BEGIN SOURCE MATERIAL

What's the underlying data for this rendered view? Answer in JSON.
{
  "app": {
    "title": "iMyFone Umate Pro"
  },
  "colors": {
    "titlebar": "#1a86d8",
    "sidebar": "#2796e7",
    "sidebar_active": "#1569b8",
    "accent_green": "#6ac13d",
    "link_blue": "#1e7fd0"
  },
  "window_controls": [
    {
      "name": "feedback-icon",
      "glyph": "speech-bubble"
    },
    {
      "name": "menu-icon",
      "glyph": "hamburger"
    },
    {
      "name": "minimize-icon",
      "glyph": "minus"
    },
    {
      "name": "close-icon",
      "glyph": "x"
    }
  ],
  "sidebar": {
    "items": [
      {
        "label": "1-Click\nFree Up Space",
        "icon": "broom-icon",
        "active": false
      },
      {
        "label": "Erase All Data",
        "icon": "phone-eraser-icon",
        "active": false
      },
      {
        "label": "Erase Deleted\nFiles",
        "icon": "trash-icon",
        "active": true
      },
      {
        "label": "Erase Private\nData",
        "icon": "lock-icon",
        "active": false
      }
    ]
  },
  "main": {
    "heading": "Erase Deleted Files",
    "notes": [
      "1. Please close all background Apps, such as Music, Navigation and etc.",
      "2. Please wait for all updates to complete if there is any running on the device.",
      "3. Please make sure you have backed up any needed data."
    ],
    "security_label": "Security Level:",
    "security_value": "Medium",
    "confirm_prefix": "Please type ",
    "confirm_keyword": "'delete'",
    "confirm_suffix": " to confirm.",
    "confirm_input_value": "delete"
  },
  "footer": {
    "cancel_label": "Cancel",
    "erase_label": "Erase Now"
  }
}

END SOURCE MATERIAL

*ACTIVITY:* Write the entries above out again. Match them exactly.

*WRITTEN ANSWER:*
What's the underlying data for this rendered view? Answer in JSON.
{
  "app": {
    "title": "iMyFone Umate Pro"
  },
  "colors": {
    "titlebar": "#1a86d8",
    "sidebar": "#2796e7",
    "sidebar_active": "#1569b8",
    "accent_green": "#6ac13d",
    "link_blue": "#1e7fd0"
  },
  "window_controls": [
    {
      "name": "feedback-icon",
      "glyph": "speech-bubble"
    },
    {
      "name": "menu-icon",
      "glyph": "hamburger"
    },
    {
      "name": "minimize-icon",
      "glyph": "minus"
    },
    {
      "name": "close-icon",
      "glyph": "x"
    }
  ],
  "sidebar": {
    "items": [
      {
        "label": "1-Click\nFree Up Space",
        "icon": "broom-icon",
        "active": false
      },
      {
        "label": "Erase All Data",
        "icon": "phone-eraser-icon",
        "active": false
      },
      {
        "label": "Erase Deleted\nFiles",
        "icon": "trash-icon",
        "active": true
      },
      {
        "label": "Erase Private\nData",
        "icon": "lock-icon",
        "active": false
      }
    ]
  },
  "main": {
    "heading": "Erase Deleted Files",
    "notes": [
      "1. Please close all background Apps, such as Music, Navigation and etc.",
      "2. Please wait for all updates to complete if there is any running on the device.",
      "3. Please make sure you have backed up any needed data."
    ],
    "security_label": "Security Level:",
    "security_value": "Medium",
    "confirm_prefix": "Please type ",
    "confirm_keyword": "'delete'",
    "confirm_suffix": " to confirm.",
    "confirm_input_value": "delete"
  },
  "footer": {
    "cancel_label": "Cancel",
    "erase_label": "Erase Now"
  }
}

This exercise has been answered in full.